The director of Dodgeball is back with his first comedy in nearly 10 years, and it delivers the laughs. I may be a sucker for mindless humour, but with performances as strong as the ones in this film from Jason Sudeikis, Jennifer Aniston, Emma Roberts, and Will Poulter, the film achieves the silly jokes with big laugh-out-loud moments.


This film is admittedly as trashy as it can get, but I still found myself laughing enough to call it a decent output. Director Quentin Dupieux, known in the cult world for such classics as Rubber, brings together his usual cast for some absurdly awful fun. The performances are gutless, and that’s what makes it so awfully watchable. 


Two handicapped 20-somethings fall in love, but everyone seems set on keeping them apart. The not-so-typical love story told in Gabrielle is a deeper insight into disability and the taboos that come with it. With beautiful performances and fun musical scenes, Gabrielle is worth the watch.

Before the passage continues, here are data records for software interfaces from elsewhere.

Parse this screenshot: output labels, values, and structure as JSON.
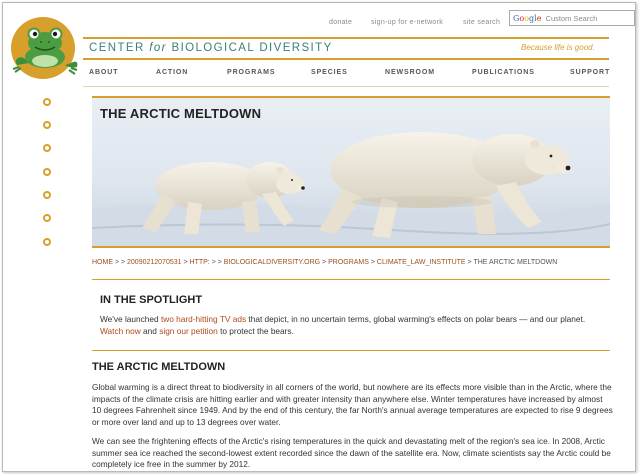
{
  "utility_nav": {
    "donate": "donate",
    "signup": "sign-up for e-network",
    "site_search": "site search"
  },
  "search": {
    "google_label": "Google",
    "placeholder": "Custom Search"
  },
  "header": {
    "org_part1": "CENTER ",
    "org_for": "for",
    "org_part2": " BIOLOGICAL DIVERSITY",
    "tagline": "Because life is good."
  },
  "main_nav": [
    "ABOUT",
    "ACTION",
    "PROGRAMS",
    "SPECIES",
    "NEWSROOM",
    "PUBLICATIONS",
    "SUPPORT"
  ],
  "hero": {
    "title": "THE ARCTIC MELTDOWN"
  },
  "breadcrumb": {
    "items": [
      "HOME",
      "20090212070531",
      "HTTP:",
      "BIOLOGICALDIVERSITY.ORG",
      "PROGRAMS",
      "CLIMATE_LAW_INSTITUTE",
      "THE ARCTIC MELTDOWN"
    ]
  },
  "spotlight": {
    "heading": "IN THE SPOTLIGHT",
    "t1": "We've launched ",
    "link_ads": "two hard-hitting TV ads",
    "t2": " that depict, in no uncertain terms, global warming's effects on polar bears — and our planet. ",
    "link_watch": "Watch now",
    "t3": " and ",
    "link_petition": "sign our petition",
    "t4": " to protect the bears."
  },
  "article": {
    "heading": "THE ARCTIC MELTDOWN",
    "p1": "Global warming is a direct threat to biodiversity in all corners of the world, but nowhere are its effects more visible than in the Arctic, where the impacts of the climate crisis are hitting earlier and with greater intensity than anywhere else. Winter temperatures have increased by almost 10 degrees Fahrenheit since 1949. And by the end of this century, the far North's annual average temperatures are expected to rise 9 degrees or more over land and up to 13 degrees over water.",
    "p2": "We can see the frightening effects of the Arctic's rising temperatures in the quick and devastating melt of the region's sea ice. In 2008, Arctic summer sea ice reached the second-lowest extent recorded since the dawn of the satellite era. Now, climate scientists say the Arctic could be completely ice free in the summer by 2012."
  },
  "colors": {
    "gold": "#d7a02c",
    "teal": "#3d7f7a",
    "link": "#b0481a"
  }
}
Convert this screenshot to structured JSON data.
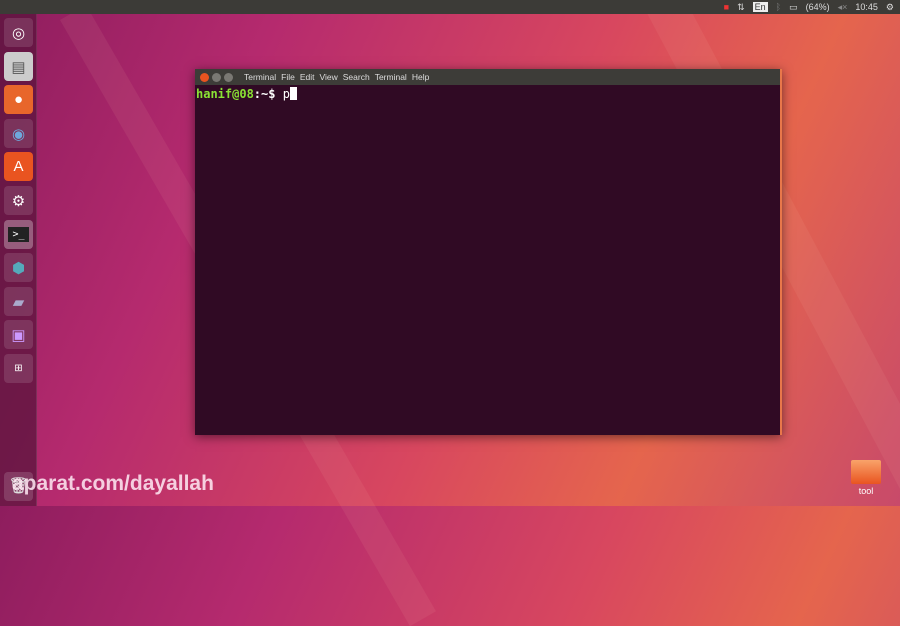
{
  "topbar": {
    "language": "En",
    "battery": "(64%)",
    "clock": "10:45"
  },
  "launcher": {
    "items": [
      "Ubuntu Dash",
      "Files",
      "Firefox",
      "Chromium",
      "Ubuntu Software",
      "System Settings",
      "Terminal",
      "VirtualBox",
      "Disk",
      "Media",
      "Workspaces"
    ]
  },
  "terminal": {
    "title": "Terminal",
    "menu": [
      "File",
      "Edit",
      "View",
      "Search",
      "Terminal",
      "Help"
    ],
    "user_host": "hanif@08",
    "path": ":~",
    "prompt": "$ ",
    "input": "p"
  },
  "desktop": {
    "folder_label": "tool"
  },
  "watermark": "aparat.com/dayallah"
}
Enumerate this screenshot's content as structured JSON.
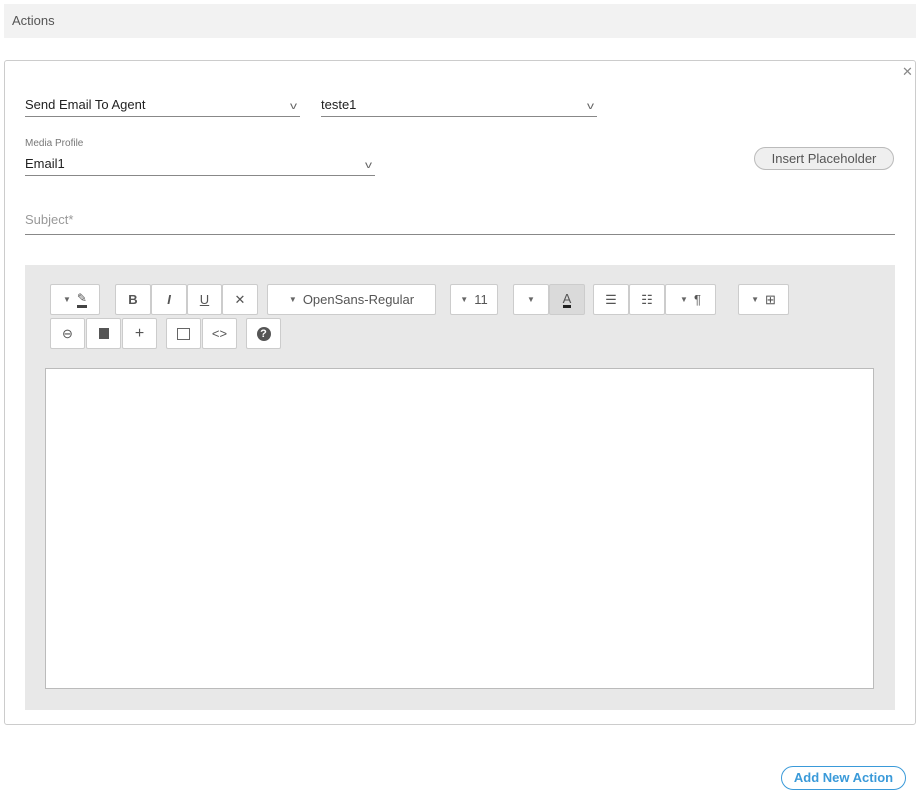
{
  "header": {
    "title": "Actions"
  },
  "action": {
    "type_value": "Send Email To Agent",
    "target_value": "teste1",
    "media_profile_label": "Media Profile",
    "media_profile_value": "Email1",
    "insert_placeholder_label": "Insert Placeholder",
    "subject_placeholder": "Subject*"
  },
  "toolbar": {
    "bold": "B",
    "italic": "I",
    "underline": "U",
    "clear": "✕",
    "font_name": "OpenSans-Regular",
    "font_size": "11",
    "color_letter": "A",
    "paragraph": "¶",
    "table": "⊞",
    "link": "⊖",
    "plus": "+",
    "code": "<>",
    "help": "?"
  },
  "footer": {
    "add_action_label": "Add New Action"
  },
  "colors": {
    "accent": "#3a9ad9"
  }
}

Winning the audience award at Locarno this year, it sure is a crowd-pleaser.




A beautiful stream-of-conscious documentary about a man’s year on a new drug treating Hepatitis C, E Agora is a deeply profound, philosophical look at a man’s battle with disease. The film is extremely long, slow, and even a bit self-indulgent, but it has sparks of genius and redefines the ways in which we look at sickness.


There have been plenty of films that discuss music but none so specifically as Harmony by director Blaise Harrison. The documentary examines the specific, magical moment that music creates. As a former music student, I was overcome with emotion watching this film that reminds one how amazing being part of the musical instant is.

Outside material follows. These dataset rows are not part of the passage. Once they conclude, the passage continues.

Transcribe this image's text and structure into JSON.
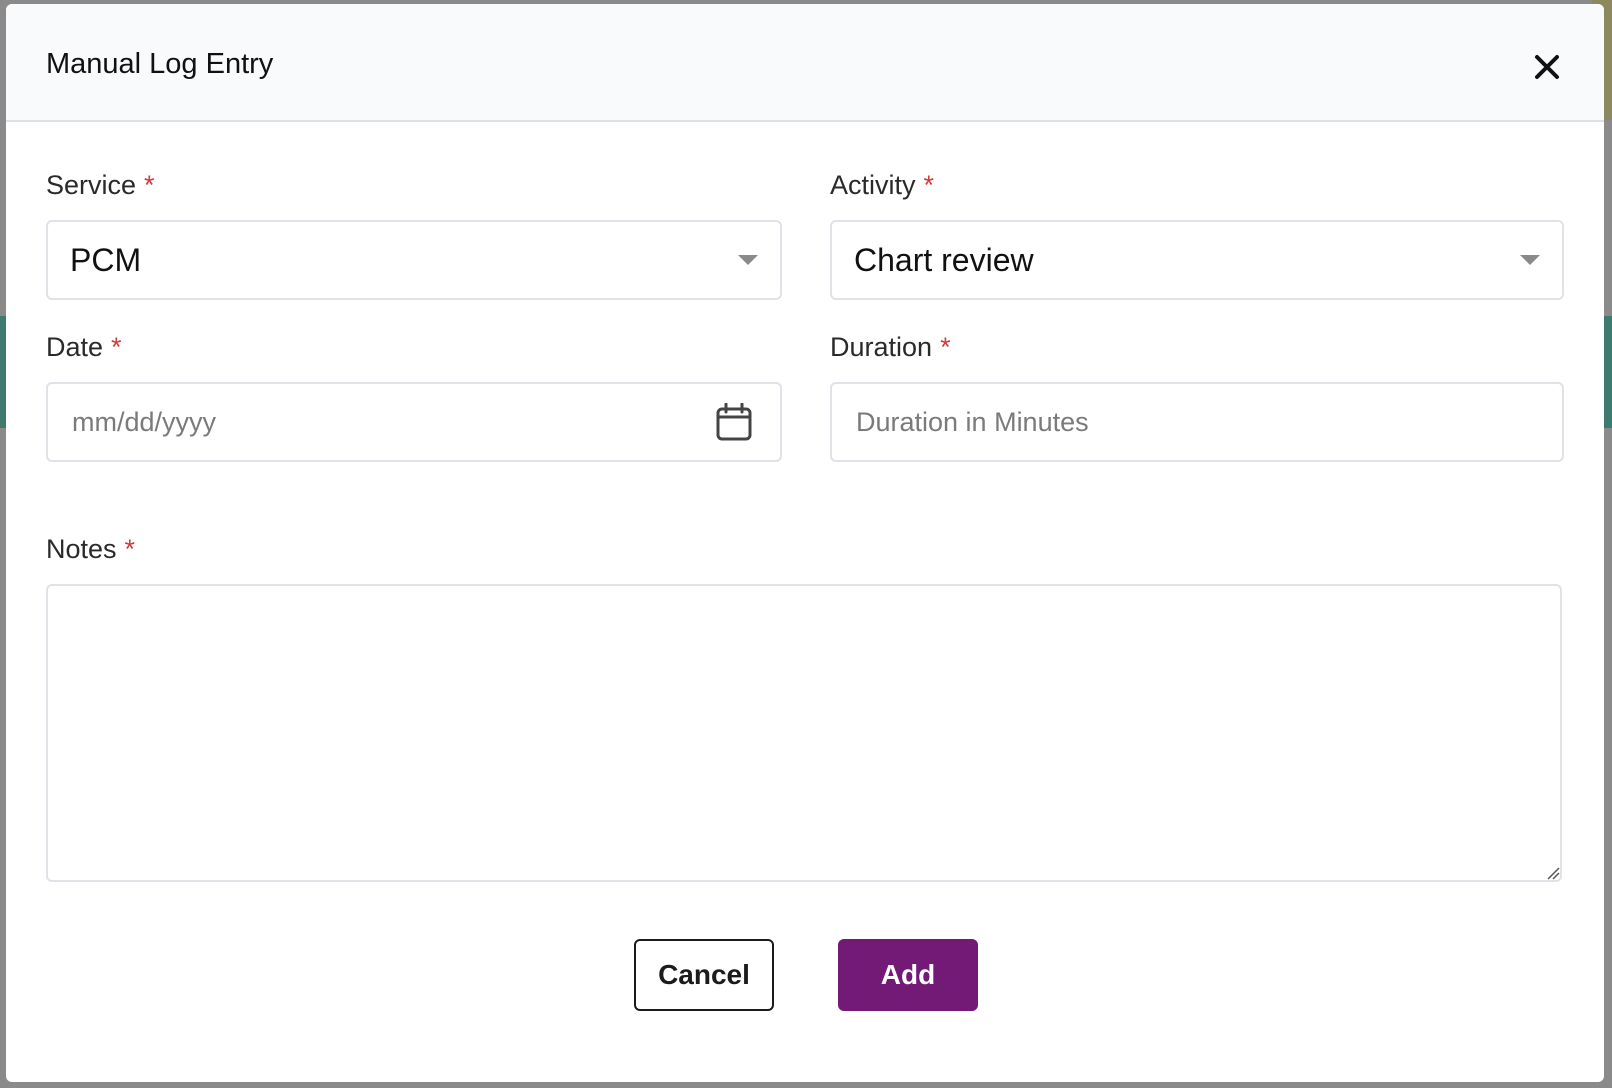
{
  "dialog": {
    "title": "Manual Log Entry",
    "close_icon": "close-icon"
  },
  "form": {
    "service": {
      "label": "Service",
      "required_mark": "*",
      "value": "PCM",
      "icon": "chevron-down-icon"
    },
    "activity": {
      "label": "Activity",
      "required_mark": "*",
      "value": "Chart review",
      "icon": "chevron-down-icon"
    },
    "date": {
      "label": "Date",
      "required_mark": "*",
      "placeholder": "mm/dd/yyyy",
      "icon": "calendar-icon"
    },
    "duration": {
      "label": "Duration",
      "required_mark": "*",
      "placeholder": "Duration in Minutes"
    },
    "notes": {
      "label": "Notes",
      "required_mark": "*",
      "value": ""
    }
  },
  "actions": {
    "cancel_label": "Cancel",
    "add_label": "Add"
  },
  "colors": {
    "primary": "#721a75",
    "required": "#d13b3b",
    "border": "#dfe2e6"
  }
}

Controversy? I’m there. This film is bound to be attacked for its extreme perversion, which is apparently tame compared to its source material, the novel by Charlotte Roche. With a fearless leading performance by Carla Juri, vibrant colours, and a deeper message than may initially appear, Wetlands is one you have to see to believe.


A quirky relationship drama where everyone is flawed, Tonnerre is an engaging portrait of the desperations we have for love. All of the performances are great and there is beautiful cinematography, but this film wins for its twisty plot.

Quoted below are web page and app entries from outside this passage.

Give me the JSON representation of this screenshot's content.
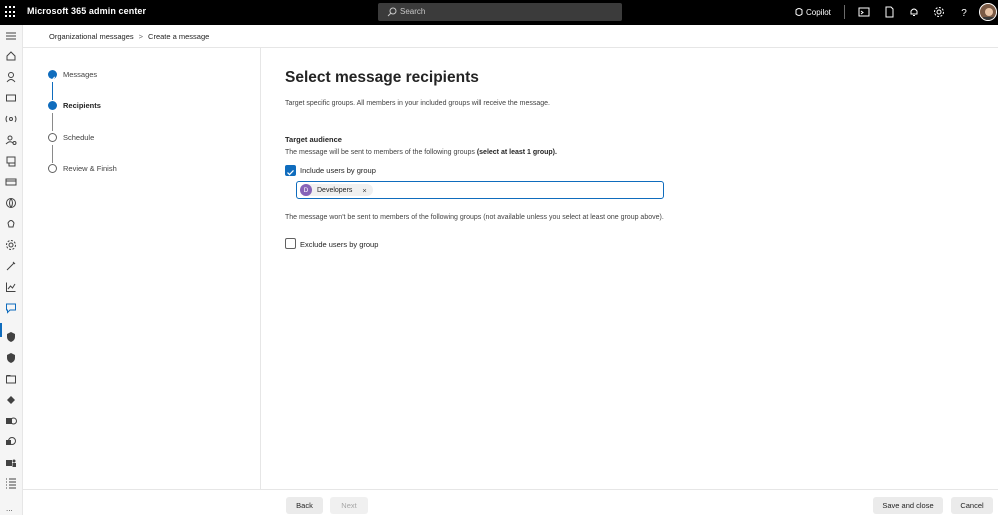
{
  "topbar": {
    "title": "Microsoft 365 admin center",
    "search_placeholder": "Search",
    "copilot_label": "Copilot",
    "icons": [
      "app-launcher-icon",
      "terminal-icon",
      "document-icon",
      "bell-icon",
      "gear-icon",
      "help-icon",
      "user-avatar"
    ]
  },
  "breadcrumb": {
    "items": [
      "Organizational messages",
      "Create a message"
    ],
    "separator": ">"
  },
  "steps": [
    {
      "label": "Messages",
      "state": "done"
    },
    {
      "label": "Recipients",
      "state": "current"
    },
    {
      "label": "Schedule",
      "state": "todo"
    },
    {
      "label": "Review & Finish",
      "state": "todo"
    }
  ],
  "main": {
    "title": "Select message recipients",
    "description": "Target specific groups. All members in your included groups will receive the message.",
    "target_audience": {
      "title": "Target audience",
      "description": "The message will be sent to members of the following groups",
      "description_bold": "(select at least 1 group)."
    },
    "include": {
      "label": "Include users by group",
      "checked": true,
      "selected_group": {
        "initial": "D",
        "name": "Developers",
        "remove": "×"
      }
    },
    "exclude": {
      "note": "The message won't be sent to members of the following groups (not available unless you select at least one group above).",
      "label": "Exclude users by group",
      "checked": false
    }
  },
  "footer": {
    "back": "Back",
    "next": "Next",
    "save_close": "Save and close",
    "cancel": "Cancel"
  },
  "rail": {
    "more": "..."
  },
  "colors": {
    "accent": "#0f6cbd",
    "topbar": "#000000",
    "chip_avatar": "#8764b8"
  }
}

Old romance has never been so fun or so real. With outstanding performances from Paulina Garcia and Sergio Hernandez, witty dialogue, and a rarely told story of two older people dealing with the struggles of new romance, Gloria is a must-see. It also has great music and one of the best ending scenes this year.


An autistic man who is looking for love drives this road-trip story. The film is a documentary but it’s told in a narrative style. This film simultaneously broke my heart and made me hopeful for the world. Enea’s story is one that is often ignored, and this film tells it with equal doses of humour and sentimentality.


Ambitious is the first word that comes to mind when thinking of Matt Johnson’s The Dirties. The film has a mockumentary style that keeps you guessing and most importantly keeps you entertained. It has naturalistic performances from Matt himself and Owen Williams, a controversial story that questions your morality, and some of the best movie homages ever seen in film. The Dirties is one that will definitely spark conversations long after the film is over.


Here it is, the best film that I saw at Locarno this year. Destin Cretton’s Short Term 12 is an emotionally charged masterpiece. It’s got brilliant direction, wonderful performances from everyone, especially from its leading lady Brie Larson, and it’s a film that truly affects you. The film got the craziest standing ovation I’ve ever seen, which was enough to move anyone to tears. Do not miss Short Term 12; it’s a gem.


That’s all from Locarno from me for this year. No matter how good or bad a film was, each was its own incredible experience, and isn’t that the joy of going to the movies? Whether you’re laughing uncontrollably, rolling your eyes, looking away from the disturbing images on the screen, or whatever other reactions you may have, watching films with amazing friends and fellow movie buffs is half the fun. Locarno has been a crazy ride; until next year!